◆ PROBLEM TO SOLVE ◆
Look through the records that follow. Copy every line containing the word "applied".

Extracted records:
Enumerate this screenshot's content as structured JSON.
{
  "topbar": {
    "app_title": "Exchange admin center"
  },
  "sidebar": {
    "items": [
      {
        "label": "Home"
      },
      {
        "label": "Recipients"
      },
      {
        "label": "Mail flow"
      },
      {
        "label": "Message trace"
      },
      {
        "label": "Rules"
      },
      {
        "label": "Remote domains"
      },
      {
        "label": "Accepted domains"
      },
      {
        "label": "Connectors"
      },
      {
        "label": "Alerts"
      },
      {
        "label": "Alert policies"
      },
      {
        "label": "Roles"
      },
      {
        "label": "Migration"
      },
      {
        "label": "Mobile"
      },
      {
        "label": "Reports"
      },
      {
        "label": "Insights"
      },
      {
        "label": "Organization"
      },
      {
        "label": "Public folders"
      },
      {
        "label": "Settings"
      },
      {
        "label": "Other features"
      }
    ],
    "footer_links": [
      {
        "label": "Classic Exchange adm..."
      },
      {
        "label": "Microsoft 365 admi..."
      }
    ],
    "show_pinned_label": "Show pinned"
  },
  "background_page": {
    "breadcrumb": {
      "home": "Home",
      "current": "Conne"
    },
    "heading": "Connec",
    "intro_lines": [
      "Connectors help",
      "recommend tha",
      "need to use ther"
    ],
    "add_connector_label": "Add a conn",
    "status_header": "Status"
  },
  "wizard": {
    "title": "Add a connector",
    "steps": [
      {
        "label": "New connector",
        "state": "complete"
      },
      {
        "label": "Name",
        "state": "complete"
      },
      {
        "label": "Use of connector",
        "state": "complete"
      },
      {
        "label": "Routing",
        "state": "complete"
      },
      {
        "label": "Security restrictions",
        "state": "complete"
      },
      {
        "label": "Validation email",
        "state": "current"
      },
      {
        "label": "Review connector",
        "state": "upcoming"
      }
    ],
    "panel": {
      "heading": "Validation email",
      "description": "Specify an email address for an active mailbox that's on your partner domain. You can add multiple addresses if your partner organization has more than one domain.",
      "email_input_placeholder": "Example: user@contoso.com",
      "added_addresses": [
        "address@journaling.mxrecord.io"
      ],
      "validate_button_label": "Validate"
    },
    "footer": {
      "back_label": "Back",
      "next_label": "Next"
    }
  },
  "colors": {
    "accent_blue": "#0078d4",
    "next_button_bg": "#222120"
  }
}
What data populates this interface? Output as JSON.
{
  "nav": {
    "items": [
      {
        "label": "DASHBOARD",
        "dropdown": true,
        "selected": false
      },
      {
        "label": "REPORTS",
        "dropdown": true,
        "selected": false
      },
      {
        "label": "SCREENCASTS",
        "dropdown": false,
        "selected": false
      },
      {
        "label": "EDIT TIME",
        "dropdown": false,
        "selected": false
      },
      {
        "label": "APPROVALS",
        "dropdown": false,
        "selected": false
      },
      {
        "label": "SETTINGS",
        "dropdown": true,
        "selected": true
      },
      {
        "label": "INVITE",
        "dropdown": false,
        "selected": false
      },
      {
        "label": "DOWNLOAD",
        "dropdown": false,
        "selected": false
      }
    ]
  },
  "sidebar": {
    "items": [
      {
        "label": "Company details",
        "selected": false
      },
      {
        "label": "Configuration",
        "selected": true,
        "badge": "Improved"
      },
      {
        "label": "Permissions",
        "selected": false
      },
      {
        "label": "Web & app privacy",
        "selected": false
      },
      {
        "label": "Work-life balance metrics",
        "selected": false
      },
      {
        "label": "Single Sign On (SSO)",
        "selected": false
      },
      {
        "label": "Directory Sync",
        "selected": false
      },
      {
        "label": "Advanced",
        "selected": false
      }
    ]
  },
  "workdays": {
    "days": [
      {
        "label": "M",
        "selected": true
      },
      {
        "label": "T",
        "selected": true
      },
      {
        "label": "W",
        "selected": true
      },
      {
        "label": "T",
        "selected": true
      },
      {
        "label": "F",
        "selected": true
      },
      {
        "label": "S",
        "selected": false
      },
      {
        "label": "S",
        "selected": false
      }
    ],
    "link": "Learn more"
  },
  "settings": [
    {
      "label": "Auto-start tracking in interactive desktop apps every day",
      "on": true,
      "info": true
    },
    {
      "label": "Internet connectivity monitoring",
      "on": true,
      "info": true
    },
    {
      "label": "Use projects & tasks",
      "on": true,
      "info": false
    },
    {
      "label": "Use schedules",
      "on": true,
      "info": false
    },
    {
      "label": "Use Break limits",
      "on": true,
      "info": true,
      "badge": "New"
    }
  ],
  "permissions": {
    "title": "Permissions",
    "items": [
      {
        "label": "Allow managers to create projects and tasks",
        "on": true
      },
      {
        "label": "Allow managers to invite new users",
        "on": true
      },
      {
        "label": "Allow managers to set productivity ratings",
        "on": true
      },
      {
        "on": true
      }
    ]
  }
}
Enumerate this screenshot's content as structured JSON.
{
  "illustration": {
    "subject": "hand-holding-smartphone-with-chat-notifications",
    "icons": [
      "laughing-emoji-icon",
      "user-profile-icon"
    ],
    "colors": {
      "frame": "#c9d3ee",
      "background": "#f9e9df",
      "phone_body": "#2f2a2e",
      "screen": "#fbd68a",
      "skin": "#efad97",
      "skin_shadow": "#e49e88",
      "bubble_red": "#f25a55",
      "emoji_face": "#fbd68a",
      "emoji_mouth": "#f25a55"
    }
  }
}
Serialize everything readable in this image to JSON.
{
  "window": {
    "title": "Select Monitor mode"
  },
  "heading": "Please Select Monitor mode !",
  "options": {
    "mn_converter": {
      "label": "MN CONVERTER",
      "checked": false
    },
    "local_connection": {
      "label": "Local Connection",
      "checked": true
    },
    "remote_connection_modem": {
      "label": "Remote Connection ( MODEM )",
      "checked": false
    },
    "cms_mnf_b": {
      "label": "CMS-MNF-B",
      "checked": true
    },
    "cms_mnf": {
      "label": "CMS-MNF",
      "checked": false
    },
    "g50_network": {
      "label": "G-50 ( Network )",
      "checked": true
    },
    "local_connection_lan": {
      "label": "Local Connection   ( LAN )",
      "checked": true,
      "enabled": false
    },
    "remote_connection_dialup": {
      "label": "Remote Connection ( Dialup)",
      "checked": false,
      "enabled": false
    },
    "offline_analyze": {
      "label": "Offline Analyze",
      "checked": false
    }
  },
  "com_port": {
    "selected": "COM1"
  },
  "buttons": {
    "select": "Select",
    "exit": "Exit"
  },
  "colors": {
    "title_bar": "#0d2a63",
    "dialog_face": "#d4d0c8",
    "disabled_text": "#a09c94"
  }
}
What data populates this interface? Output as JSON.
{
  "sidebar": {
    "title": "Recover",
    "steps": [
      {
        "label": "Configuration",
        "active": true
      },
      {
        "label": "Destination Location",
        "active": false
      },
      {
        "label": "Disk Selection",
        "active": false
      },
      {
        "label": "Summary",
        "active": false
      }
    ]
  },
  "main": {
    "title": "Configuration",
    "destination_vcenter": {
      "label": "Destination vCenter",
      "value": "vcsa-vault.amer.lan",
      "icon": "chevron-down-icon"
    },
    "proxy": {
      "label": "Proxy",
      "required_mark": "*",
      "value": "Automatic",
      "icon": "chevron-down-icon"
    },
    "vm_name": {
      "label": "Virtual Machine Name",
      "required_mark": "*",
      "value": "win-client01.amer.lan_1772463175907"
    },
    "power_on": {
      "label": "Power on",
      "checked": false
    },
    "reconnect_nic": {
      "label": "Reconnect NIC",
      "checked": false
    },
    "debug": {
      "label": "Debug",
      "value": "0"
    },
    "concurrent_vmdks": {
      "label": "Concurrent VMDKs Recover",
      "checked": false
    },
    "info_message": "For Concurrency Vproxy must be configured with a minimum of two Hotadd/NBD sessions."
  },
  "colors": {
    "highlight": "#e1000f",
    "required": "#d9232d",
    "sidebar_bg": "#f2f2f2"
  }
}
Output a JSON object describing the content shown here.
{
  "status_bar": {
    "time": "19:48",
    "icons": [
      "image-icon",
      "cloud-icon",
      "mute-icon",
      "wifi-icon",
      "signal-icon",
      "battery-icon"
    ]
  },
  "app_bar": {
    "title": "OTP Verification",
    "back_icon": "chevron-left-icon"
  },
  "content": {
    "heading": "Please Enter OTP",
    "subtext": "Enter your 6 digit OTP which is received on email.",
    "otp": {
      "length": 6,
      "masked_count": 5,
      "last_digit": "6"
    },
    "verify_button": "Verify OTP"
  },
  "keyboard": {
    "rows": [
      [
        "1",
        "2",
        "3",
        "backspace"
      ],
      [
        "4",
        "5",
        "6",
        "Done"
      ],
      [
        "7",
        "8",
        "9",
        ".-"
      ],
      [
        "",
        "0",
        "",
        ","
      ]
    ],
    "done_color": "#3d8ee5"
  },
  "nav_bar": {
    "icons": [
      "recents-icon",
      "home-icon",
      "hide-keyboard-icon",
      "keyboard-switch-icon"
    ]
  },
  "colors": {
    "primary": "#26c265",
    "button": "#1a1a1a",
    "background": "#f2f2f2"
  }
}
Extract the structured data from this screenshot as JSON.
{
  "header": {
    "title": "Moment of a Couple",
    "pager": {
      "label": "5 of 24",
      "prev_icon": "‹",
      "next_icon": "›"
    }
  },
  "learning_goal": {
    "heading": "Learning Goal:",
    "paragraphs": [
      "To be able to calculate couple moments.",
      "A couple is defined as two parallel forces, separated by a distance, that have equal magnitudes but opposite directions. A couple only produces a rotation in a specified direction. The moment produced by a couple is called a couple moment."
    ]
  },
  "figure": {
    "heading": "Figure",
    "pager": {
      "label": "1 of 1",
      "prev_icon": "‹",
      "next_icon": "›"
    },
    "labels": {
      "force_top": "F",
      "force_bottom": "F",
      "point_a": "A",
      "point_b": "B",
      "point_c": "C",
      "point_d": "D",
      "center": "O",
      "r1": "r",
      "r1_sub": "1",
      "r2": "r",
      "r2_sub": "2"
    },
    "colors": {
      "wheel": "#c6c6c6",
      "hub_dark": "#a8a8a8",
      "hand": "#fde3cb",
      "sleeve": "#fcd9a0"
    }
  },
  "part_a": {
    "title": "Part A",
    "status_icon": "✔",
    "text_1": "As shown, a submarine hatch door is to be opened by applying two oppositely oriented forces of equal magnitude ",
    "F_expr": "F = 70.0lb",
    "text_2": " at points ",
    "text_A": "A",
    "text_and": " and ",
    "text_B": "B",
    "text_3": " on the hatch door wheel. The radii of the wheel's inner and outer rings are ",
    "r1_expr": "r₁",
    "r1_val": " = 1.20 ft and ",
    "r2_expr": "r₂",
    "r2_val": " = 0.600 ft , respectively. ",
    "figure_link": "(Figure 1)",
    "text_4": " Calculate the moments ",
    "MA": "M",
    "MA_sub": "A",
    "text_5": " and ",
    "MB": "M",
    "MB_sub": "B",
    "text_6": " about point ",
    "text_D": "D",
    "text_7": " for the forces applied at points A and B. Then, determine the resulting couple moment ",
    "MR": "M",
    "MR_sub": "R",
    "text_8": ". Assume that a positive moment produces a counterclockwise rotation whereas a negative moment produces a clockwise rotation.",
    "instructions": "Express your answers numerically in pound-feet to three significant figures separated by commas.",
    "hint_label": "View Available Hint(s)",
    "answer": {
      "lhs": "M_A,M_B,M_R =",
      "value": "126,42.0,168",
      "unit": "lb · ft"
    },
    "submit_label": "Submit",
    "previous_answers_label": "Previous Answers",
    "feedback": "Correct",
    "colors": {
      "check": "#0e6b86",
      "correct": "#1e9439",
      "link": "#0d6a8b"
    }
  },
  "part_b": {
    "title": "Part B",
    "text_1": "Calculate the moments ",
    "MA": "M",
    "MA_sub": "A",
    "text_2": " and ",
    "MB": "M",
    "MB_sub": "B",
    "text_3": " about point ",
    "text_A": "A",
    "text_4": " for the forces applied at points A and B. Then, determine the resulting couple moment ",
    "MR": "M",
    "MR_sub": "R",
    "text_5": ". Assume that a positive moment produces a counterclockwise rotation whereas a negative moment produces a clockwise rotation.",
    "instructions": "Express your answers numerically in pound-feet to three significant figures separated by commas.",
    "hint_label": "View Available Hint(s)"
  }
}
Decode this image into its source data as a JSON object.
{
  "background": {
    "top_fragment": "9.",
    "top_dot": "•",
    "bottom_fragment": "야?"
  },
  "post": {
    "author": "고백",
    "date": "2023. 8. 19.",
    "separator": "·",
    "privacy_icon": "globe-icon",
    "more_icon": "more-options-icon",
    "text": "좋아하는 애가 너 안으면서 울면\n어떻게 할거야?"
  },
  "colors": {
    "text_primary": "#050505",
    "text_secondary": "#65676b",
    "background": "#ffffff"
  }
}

◆ EXERCISE OUTPUT ◆
    "text_7": " for the forces applied at points A and B. Then, determine the resulting couple moment ",
    "text_4": " for the forces applied at points A and B. Then, determine the resulting couple moment ",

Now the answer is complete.